Wednesday, August 12th, 2015
Once again I’m grappling with the problem of how you decide what to do with your life, how you go about discovering what it is that you would like to do when you grow up. It’s a problem that was my problem some fifty years ago and one that Paul Goodman wrote about in his seminal book, “Growing up Absurd.” And it’s a problem that that still confronts young people today as I discovered during a conversation with one of my grandchildren recently. Goodman’s main point was that when it comes time to make some sort of judgment about what do with our lives we often don’t have enough information about what a particular line of work entails to make a definitive decision.
Of course for many people choice doesn’t come into it—it’s a question of what job, if any, happens to be available at the time that they need to earn a living. For them, there is no luxury of choice. I thought of mentioning this to my grandson, telling him that he was one of the lucky ones, one of the people who had a chance to think about what he wanted to do with his life—but to what purpose? He’d have understood it, would have known it to be true but it still wouldn’t have made him feel any better. And sharing my own experience wouldn’t have helped much either. But our conversation provided the impetus for my thinking about the hit and miss aspects of deciding what to do with one’s life. Sometimes people strike it rich from the beginning—start doing something that they love to do and keep on enjoying it throughout their working lives. And then there are others like my ophthalmologist friend who got it completely wrong.
He discovered that ophthalmology was not for him only after he had devoted 12 years of his life to his studies and by that time he had a wife and children to support. He had to tough it out. He couldn’t make his life’s work better but he, unlike most people, was fortunate to be earning enough money to take sabbaticals and use those leaves of absence to engage in a variety of pleasurable enterprises.
In my own case, even though I wanted to write, I went to university because my parents insisted on it—“You can’t earn a living as a writer,” they told me, and likely they were right.

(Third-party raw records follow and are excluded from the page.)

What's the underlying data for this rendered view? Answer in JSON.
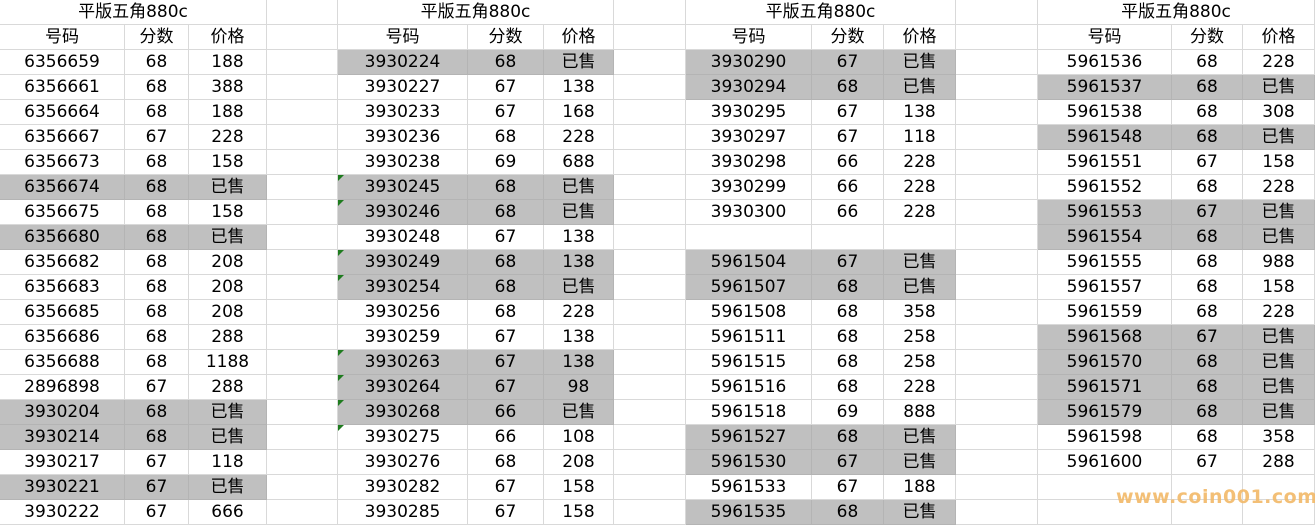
{
  "headers": {
    "number": "号码",
    "score": "分数",
    "price": "价格"
  },
  "sold_color": "#c0c0c0",
  "watermark": "www.coin001.com",
  "tables": [
    {
      "title": "平版五角880c",
      "rows": [
        {
          "number": "6356659",
          "score": "68",
          "price": "188",
          "sold": false
        },
        {
          "number": "6356661",
          "score": "68",
          "price": "388",
          "sold": false
        },
        {
          "number": "6356664",
          "score": "68",
          "price": "188",
          "sold": false
        },
        {
          "number": "6356667",
          "score": "67",
          "price": "228",
          "sold": false
        },
        {
          "number": "6356673",
          "score": "68",
          "price": "158",
          "sold": false
        },
        {
          "number": "6356674",
          "score": "68",
          "price": "已售",
          "sold": true
        },
        {
          "number": "6356675",
          "score": "68",
          "price": "158",
          "sold": false
        },
        {
          "number": "6356680",
          "score": "68",
          "price": "已售",
          "sold": true
        },
        {
          "number": "6356682",
          "score": "68",
          "price": "208",
          "sold": false
        },
        {
          "number": "6356683",
          "score": "68",
          "price": "208",
          "sold": false
        },
        {
          "number": "6356685",
          "score": "68",
          "price": "208",
          "sold": false
        },
        {
          "number": "6356686",
          "score": "68",
          "price": "288",
          "sold": false
        },
        {
          "number": "6356688",
          "score": "68",
          "price": "1188",
          "sold": false
        },
        {
          "number": "2896898",
          "score": "67",
          "price": "288",
          "sold": false
        },
        {
          "number": "3930204",
          "score": "68",
          "price": "已售",
          "sold": true
        },
        {
          "number": "3930214",
          "score": "68",
          "price": "已售",
          "sold": true
        },
        {
          "number": "3930217",
          "score": "67",
          "price": "118",
          "sold": false
        },
        {
          "number": "3930221",
          "score": "67",
          "price": "已售",
          "sold": true
        },
        {
          "number": "3930222",
          "score": "67",
          "price": "666",
          "sold": false
        }
      ]
    },
    {
      "title": "平版五角880c",
      "rows": [
        {
          "number": "3930224",
          "score": "68",
          "price": "已售",
          "sold": true
        },
        {
          "number": "3930227",
          "score": "67",
          "price": "138",
          "sold": false
        },
        {
          "number": "3930233",
          "score": "67",
          "price": "168",
          "sold": false
        },
        {
          "number": "3930236",
          "score": "68",
          "price": "228",
          "sold": false
        },
        {
          "number": "3930238",
          "score": "69",
          "price": "688",
          "sold": false
        },
        {
          "number": "3930245",
          "score": "68",
          "price": "已售",
          "sold": true,
          "mark": true
        },
        {
          "number": "3930246",
          "score": "68",
          "price": "已售",
          "sold": true,
          "mark": true
        },
        {
          "number": "3930248",
          "score": "67",
          "price": "138",
          "sold": false
        },
        {
          "number": "3930249",
          "score": "68",
          "price": "138",
          "sold": true,
          "mark": true
        },
        {
          "number": "3930254",
          "score": "68",
          "price": "已售",
          "sold": true,
          "mark": true
        },
        {
          "number": "3930256",
          "score": "68",
          "price": "228",
          "sold": false
        },
        {
          "number": "3930259",
          "score": "67",
          "price": "138",
          "sold": false
        },
        {
          "number": "3930263",
          "score": "67",
          "price": "138",
          "sold": true,
          "mark": true
        },
        {
          "number": "3930264",
          "score": "67",
          "price": "98",
          "sold": true,
          "mark": true
        },
        {
          "number": "3930268",
          "score": "66",
          "price": "已售",
          "sold": true,
          "mark": true
        },
        {
          "number": "3930275",
          "score": "66",
          "price": "108",
          "sold": false,
          "mark": true
        },
        {
          "number": "3930276",
          "score": "68",
          "price": "208",
          "sold": false
        },
        {
          "number": "3930282",
          "score": "67",
          "price": "158",
          "sold": false
        },
        {
          "number": "3930285",
          "score": "67",
          "price": "158",
          "sold": false
        }
      ]
    },
    {
      "title": "平版五角880c",
      "rows": [
        {
          "number": "3930290",
          "score": "67",
          "price": "已售",
          "sold": true
        },
        {
          "number": "3930294",
          "score": "68",
          "price": "已售",
          "sold": true
        },
        {
          "number": "3930295",
          "score": "67",
          "price": "138",
          "sold": false
        },
        {
          "number": "3930297",
          "score": "67",
          "price": "118",
          "sold": false
        },
        {
          "number": "3930298",
          "score": "66",
          "price": "228",
          "sold": false
        },
        {
          "number": "3930299",
          "score": "66",
          "price": "228",
          "sold": false
        },
        {
          "number": "3930300",
          "score": "66",
          "price": "228",
          "sold": false
        },
        {
          "number": "",
          "score": "",
          "price": "",
          "sold": false
        },
        {
          "number": "5961504",
          "score": "67",
          "price": "已售",
          "sold": true
        },
        {
          "number": "5961507",
          "score": "68",
          "price": "已售",
          "sold": true
        },
        {
          "number": "5961508",
          "score": "68",
          "price": "358",
          "sold": false
        },
        {
          "number": "5961511",
          "score": "68",
          "price": "258",
          "sold": false
        },
        {
          "number": "5961515",
          "score": "68",
          "price": "258",
          "sold": false
        },
        {
          "number": "5961516",
          "score": "68",
          "price": "228",
          "sold": false
        },
        {
          "number": "5961518",
          "score": "69",
          "price": "888",
          "sold": false
        },
        {
          "number": "5961527",
          "score": "68",
          "price": "已售",
          "sold": true
        },
        {
          "number": "5961530",
          "score": "67",
          "price": "已售",
          "sold": true
        },
        {
          "number": "5961533",
          "score": "67",
          "price": "188",
          "sold": false
        },
        {
          "number": "5961535",
          "score": "68",
          "price": "已售",
          "sold": true
        }
      ]
    },
    {
      "title": "平版五角880c",
      "rows": [
        {
          "number": "5961536",
          "score": "68",
          "price": "228",
          "sold": false
        },
        {
          "number": "5961537",
          "score": "68",
          "price": "已售",
          "sold": true
        },
        {
          "number": "5961538",
          "score": "68",
          "price": "308",
          "sold": false
        },
        {
          "number": "5961548",
          "score": "68",
          "price": "已售",
          "sold": true
        },
        {
          "number": "5961551",
          "score": "67",
          "price": "158",
          "sold": false
        },
        {
          "number": "5961552",
          "score": "68",
          "price": "228",
          "sold": false
        },
        {
          "number": "5961553",
          "score": "67",
          "price": "已售",
          "sold": true
        },
        {
          "number": "5961554",
          "score": "68",
          "price": "已售",
          "sold": true
        },
        {
          "number": "5961555",
          "score": "68",
          "price": "988",
          "sold": false
        },
        {
          "number": "5961557",
          "score": "68",
          "price": "158",
          "sold": false
        },
        {
          "number": "5961559",
          "score": "68",
          "price": "228",
          "sold": false
        },
        {
          "number": "5961568",
          "score": "67",
          "price": "已售",
          "sold": true
        },
        {
          "number": "5961570",
          "score": "68",
          "price": "已售",
          "sold": true
        },
        {
          "number": "5961571",
          "score": "68",
          "price": "已售",
          "sold": true
        },
        {
          "number": "5961579",
          "score": "68",
          "price": "已售",
          "sold": true
        },
        {
          "number": "5961598",
          "score": "68",
          "price": "358",
          "sold": false
        },
        {
          "number": "5961600",
          "score": "67",
          "price": "288",
          "sold": false
        }
      ]
    }
  ]
}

It was at university that I became as psychologist and a teacher—my life’s trade, I guess you could call it—and it was at university that I learned about injustice in the world and the importance of political activism, a lesson that stays with me still. But I don’t “do” psychology anymore. Not that the field doesn’t interest me, it’s just that the nature of the teaching job changed. Small classes which permitted exchanges—questions and answers and discussions—with and between students were phased out as the university moved its courses into big lecture halls that demanded orations and stymied meaningful interactions. Lucky for me I had my writing to fall back on.
There were others I knew who had changes of heart. My dentist, when I was a little boy, was a very sweet man and an artist—his framed water colors hung on all of the walls of his second floor, Bronx apartment where he had his office. He hated hurting people (dentists rarely used anesthetics in those days) and my fantasy is that when he went into dentistry it was because he wanted to help people and that he hadn’t reckoned on the pain he was bound to inflict in the process. In any case, when he could stand it no longer, he hung up his drill and took up painting fulltime.
And a onetime colleague of mine had three kicks at the can before he got it right. He started out studying chemistry because his family—many of them chemists—wanted him to. (Does this sound familiar?) But after getting his master’s degree he decided he’d rather be a psychiatrist. And years later, in the midst of a thriving psychiatric practice, he switched gears and became an art historian. I think he’s finally happy with what he does.
So as you can see, there are no guarantees when it comes to deciding on your life’s work. The nature of a job may change or, once engaged in it, you may discover that it’s not really to your liking or you may come to the realization that there is something else you’d rather be doing. And the truth is discovering what it is you want to do is probably more difficult now than it was in my day. That’s because more jobs than ever require specialized training which by definition means longer periods of study before you actually understand what those jobs entail.
So what does it all mean? That’s hard to say but what it doesn’t mean is that you should throw up your hands in despair even before you get started down the road. Instead take a path that appears promising and as you go along make sure to enjoy its sights and sounds as well as the companionship of others sharing that path with you. You may find it to your liking and decide to continue straight on to your destination or you may find enticing detours along the way that you’d like to explore. And yes, as we have seen, you might discover that what you thought was your final destination is not really to your taste. Then comes the hard part, the time to look back and take a chance on one of the roads not taken.